=== DATA FOR PROCESSING ===

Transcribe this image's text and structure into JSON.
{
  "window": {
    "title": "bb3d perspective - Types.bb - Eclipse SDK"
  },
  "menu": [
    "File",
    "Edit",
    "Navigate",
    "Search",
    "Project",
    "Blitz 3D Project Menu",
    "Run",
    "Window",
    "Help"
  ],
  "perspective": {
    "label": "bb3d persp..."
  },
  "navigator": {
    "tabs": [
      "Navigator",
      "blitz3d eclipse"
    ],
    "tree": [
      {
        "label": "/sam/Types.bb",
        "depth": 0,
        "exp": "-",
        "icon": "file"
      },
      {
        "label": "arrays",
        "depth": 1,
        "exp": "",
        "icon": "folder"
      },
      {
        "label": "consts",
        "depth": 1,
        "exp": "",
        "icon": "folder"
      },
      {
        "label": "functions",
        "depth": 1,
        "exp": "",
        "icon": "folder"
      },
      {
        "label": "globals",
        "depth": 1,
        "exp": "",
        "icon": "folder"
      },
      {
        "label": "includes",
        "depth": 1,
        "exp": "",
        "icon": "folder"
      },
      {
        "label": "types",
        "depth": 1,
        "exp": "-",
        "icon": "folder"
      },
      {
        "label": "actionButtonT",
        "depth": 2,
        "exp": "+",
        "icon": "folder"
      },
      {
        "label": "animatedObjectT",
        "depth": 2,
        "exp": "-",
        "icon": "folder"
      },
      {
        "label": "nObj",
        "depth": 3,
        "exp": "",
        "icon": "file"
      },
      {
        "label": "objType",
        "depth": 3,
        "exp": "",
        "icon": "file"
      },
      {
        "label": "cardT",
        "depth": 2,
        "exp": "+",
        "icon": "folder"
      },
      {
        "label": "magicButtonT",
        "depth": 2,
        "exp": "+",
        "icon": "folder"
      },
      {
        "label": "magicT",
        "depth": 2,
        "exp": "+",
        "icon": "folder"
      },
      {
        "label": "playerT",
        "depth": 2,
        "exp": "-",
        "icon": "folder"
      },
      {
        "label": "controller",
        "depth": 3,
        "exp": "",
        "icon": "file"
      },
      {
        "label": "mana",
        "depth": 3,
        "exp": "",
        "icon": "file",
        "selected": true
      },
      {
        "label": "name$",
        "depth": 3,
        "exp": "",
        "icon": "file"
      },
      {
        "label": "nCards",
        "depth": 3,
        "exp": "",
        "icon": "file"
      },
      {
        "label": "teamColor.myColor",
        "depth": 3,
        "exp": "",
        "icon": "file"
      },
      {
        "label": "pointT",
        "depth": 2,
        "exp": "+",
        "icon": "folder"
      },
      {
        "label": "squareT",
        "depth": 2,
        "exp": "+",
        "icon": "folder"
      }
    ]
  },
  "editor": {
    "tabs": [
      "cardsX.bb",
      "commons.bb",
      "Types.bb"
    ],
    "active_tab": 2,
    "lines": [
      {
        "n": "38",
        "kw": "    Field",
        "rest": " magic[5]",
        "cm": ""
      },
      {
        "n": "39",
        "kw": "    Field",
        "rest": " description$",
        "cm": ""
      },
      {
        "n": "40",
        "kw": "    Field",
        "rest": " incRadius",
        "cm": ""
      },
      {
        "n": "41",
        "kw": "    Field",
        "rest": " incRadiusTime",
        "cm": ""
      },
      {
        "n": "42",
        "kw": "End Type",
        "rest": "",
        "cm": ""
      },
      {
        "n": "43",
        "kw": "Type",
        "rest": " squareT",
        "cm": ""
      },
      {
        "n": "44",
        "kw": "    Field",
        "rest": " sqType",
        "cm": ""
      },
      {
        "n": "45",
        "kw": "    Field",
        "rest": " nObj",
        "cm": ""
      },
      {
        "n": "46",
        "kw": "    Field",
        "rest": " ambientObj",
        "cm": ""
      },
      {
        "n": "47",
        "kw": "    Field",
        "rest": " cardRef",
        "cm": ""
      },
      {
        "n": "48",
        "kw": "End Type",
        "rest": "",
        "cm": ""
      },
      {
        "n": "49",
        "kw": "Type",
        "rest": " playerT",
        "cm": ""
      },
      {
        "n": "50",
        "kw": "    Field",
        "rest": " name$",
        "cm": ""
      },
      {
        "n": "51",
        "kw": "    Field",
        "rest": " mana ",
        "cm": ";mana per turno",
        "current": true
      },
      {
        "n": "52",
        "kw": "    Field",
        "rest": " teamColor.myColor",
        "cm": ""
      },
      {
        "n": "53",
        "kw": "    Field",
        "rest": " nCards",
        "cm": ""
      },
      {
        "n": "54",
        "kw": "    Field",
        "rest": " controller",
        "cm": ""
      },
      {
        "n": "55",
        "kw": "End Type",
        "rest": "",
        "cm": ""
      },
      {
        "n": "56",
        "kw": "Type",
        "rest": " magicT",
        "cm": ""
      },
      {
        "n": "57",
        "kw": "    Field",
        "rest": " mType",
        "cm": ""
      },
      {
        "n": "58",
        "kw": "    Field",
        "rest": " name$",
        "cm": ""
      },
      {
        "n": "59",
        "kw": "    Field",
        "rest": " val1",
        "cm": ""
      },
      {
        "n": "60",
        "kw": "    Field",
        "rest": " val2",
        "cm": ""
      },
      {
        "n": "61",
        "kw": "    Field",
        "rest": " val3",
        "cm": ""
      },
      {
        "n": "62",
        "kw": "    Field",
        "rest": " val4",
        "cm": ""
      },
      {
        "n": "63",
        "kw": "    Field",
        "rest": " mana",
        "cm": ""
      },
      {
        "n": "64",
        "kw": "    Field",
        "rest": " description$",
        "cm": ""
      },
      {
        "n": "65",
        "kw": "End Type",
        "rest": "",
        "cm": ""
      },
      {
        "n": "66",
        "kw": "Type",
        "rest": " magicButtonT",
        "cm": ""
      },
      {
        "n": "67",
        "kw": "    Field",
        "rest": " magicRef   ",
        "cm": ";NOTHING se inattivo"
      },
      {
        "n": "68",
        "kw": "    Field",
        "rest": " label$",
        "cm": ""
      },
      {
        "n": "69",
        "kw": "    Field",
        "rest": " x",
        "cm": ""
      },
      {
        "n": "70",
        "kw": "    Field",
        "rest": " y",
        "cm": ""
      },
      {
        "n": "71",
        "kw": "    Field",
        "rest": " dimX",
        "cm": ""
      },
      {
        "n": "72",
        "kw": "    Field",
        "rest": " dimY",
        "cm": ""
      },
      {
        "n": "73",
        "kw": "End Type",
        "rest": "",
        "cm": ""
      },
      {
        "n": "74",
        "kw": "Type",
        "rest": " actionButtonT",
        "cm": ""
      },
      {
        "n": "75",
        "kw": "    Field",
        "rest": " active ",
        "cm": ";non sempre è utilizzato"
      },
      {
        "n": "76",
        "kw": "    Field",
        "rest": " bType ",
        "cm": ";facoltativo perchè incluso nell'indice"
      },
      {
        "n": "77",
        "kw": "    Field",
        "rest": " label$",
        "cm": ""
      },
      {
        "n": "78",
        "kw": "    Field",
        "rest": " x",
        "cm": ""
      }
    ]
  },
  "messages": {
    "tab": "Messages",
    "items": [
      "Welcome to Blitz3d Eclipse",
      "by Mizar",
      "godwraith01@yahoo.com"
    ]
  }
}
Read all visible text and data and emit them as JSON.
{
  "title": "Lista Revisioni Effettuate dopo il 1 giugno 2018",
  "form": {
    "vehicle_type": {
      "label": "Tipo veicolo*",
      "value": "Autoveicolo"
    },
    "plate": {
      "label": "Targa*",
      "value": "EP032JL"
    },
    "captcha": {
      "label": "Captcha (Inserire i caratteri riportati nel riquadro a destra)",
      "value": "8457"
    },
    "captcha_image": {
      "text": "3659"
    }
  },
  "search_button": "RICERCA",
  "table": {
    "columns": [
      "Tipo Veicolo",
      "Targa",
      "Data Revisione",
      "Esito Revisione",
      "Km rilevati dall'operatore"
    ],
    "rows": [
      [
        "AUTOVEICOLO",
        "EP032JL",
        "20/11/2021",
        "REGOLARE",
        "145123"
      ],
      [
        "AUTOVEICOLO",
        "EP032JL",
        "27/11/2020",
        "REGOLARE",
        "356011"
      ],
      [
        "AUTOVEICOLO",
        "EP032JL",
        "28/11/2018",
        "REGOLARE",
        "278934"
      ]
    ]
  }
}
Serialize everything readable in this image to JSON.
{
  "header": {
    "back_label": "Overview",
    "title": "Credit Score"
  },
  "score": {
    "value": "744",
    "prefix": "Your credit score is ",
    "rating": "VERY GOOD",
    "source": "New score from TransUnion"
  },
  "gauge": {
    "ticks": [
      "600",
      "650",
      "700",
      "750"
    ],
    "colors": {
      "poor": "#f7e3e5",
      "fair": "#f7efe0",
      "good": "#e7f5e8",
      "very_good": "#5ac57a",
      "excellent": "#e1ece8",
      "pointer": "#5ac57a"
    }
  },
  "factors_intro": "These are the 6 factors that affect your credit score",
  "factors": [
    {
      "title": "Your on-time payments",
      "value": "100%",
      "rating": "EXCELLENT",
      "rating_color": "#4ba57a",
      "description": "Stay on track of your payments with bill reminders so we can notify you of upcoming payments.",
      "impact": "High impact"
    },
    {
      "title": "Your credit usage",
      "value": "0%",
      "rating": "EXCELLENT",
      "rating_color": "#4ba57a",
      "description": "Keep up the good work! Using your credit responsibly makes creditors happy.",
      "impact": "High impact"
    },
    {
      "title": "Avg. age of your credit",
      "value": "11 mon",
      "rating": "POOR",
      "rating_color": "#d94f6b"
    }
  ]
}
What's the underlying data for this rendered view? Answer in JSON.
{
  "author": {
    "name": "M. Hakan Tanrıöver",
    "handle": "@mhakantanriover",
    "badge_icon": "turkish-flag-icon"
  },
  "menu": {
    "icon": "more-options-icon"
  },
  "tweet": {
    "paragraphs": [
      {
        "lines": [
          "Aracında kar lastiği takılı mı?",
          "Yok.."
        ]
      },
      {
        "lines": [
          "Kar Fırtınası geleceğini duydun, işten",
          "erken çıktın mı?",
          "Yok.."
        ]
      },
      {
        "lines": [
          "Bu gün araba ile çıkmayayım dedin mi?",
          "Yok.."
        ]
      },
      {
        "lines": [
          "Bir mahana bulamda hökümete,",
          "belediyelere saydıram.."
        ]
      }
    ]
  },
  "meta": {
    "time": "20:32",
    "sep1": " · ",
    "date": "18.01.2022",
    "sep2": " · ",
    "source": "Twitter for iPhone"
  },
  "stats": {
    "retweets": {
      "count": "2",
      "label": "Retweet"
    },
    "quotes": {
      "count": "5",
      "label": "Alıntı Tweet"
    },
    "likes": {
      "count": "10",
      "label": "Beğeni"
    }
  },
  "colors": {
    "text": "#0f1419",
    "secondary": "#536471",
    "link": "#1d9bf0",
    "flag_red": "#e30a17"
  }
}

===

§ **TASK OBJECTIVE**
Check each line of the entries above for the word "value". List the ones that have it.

§ **TASK RESPONSE**
      "value": "Autoveicolo"
      "value": "EP032JL"
      "value": "8457"
    "value": "744",
      "value": "100%",
      "value": "0%",
      "value": "11 mon",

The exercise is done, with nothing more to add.